In 1984, the Fair Grove Historical & Preservation Society purchased the tumble-down building and 2 acres of land from the Wommack family. After a dozen years of restoration, the structure was in good enough condition that work on the machinery could get underway.
The Wommack Mill today. Photo by Ron McGinnis.
John Lovett, a millwright who owns and operates Falls Mill in Belvidere, Tennessee, sharpened the burrstone’s furrows. He said the stones had come from the Paris Basin in France, likely brought across the Atlantic Ocean as ballast in the bottom of a sailing ship. John figured the two stones cost about $2,000 when new, but were well worth the expense considering their grain-grinding qualities.
French burrstones are made of silicified fossiliferous limestone where the calcareous cement of the limestone has been replaced by silica cement and the fossil shells have dissolved. If crystals are visible, it is called quartz; if they cannot be seen, it is called chert.
The Wommack Mill in 1979. Photo by Maurice McGinnis.
According to a 1934 inventory recorded by mill owner Frank King, much of the machinery, along with the 42-inch burrstones, came to Missouri from Nordyke & Marmon Co., Indianapolis.

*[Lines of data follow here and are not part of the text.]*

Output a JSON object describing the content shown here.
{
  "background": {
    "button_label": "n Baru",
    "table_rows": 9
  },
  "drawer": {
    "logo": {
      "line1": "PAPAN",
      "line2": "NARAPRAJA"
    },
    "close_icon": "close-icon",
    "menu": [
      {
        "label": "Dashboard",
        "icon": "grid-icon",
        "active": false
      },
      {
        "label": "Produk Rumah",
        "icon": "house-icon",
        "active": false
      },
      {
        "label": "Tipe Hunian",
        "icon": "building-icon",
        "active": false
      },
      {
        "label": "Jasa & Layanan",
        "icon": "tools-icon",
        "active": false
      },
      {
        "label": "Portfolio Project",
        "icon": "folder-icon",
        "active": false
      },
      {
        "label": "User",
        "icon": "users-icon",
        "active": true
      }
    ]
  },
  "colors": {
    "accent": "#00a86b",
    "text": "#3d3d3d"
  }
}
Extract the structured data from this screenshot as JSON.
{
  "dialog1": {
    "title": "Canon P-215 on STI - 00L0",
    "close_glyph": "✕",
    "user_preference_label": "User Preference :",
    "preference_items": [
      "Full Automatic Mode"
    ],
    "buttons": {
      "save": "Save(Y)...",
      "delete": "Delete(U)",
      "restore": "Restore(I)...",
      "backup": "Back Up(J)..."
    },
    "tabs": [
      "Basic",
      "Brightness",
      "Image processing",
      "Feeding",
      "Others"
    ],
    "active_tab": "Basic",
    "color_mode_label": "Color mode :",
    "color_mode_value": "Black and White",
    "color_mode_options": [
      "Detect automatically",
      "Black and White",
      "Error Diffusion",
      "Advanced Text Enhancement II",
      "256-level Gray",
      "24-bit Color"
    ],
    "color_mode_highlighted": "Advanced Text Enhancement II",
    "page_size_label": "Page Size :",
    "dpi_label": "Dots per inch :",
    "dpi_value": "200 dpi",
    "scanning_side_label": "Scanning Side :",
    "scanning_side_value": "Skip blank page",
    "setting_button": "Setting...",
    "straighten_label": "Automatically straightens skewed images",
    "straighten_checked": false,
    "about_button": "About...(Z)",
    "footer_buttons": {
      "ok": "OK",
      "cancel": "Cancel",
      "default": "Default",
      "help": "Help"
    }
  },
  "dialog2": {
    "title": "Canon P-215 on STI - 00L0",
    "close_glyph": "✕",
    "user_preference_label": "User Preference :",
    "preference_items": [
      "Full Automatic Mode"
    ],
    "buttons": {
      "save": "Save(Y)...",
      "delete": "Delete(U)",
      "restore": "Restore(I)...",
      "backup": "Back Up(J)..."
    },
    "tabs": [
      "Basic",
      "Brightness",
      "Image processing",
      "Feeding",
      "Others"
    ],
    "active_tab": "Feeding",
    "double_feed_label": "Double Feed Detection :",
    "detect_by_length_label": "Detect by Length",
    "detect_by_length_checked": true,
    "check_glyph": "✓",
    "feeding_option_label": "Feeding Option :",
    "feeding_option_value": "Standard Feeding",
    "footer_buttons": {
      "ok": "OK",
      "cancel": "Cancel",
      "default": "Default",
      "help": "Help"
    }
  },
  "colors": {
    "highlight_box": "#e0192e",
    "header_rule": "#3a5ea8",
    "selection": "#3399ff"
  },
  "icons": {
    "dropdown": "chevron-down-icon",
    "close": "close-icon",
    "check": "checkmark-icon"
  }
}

During an initial two-year trial period after restoration, power was provided to the burrstones via the belt pulley of a 1939 F-20 Farmall tractor. Later, a retired steam engine built by Southern Engine & Boiler in about 1900 was purchased at an Oklahoma sawmill in 1983 and hauled to Fair Grove. In 2004, it was restored and put into service at Fair Grove’s mill by members of the historical society.
The upper millstone at the Wommack Mill. The mill’s top burrstone (which measures 42 inches in diameter) is called the “runner stone.” It has 15 sections and weighs about 1,400 pounds. Powered by an endless flat belt from a single-cylinder 30hp steam engine, it moves counter-clockwise at 100rpm, and can grind 200 pounds of shell corn into meal per hour. Photo by Jerry Buckner.
I’ve worked in Wommack Mill since the mid-1970s, and have been the miller for the past 20 years. I’m now teaching Steven Barry and his son, Evan, what I have learned while operating the machinery, especially the burrstones. It will soon be their responsibility to grind corn in Fair Grove the way it’s been done since 1883. FC
For more information:
Wommack Mill, 81 Main St., Fair Grove, Missouri; (417) 759-2807. To see Wommack Mill grinding grain under steam power, attend the annual ice cream social in mid-July and the Fair Grove Heritage Reunion held during the last full weekend of September.
Dan Manning has been writing freelance magazine articles for 40 years on everything from early-day machinery to draft mules. The third volume of his memoirs, Fish Kisses, comes out next spring. Email him at firstname.lastname@example.org.
Email photographer Ron McGinnis at email@example.com.
Jeff Lund operates Lund Machine Works in New Ulm, Minnesota. Email him at firstname.lastname@example.org.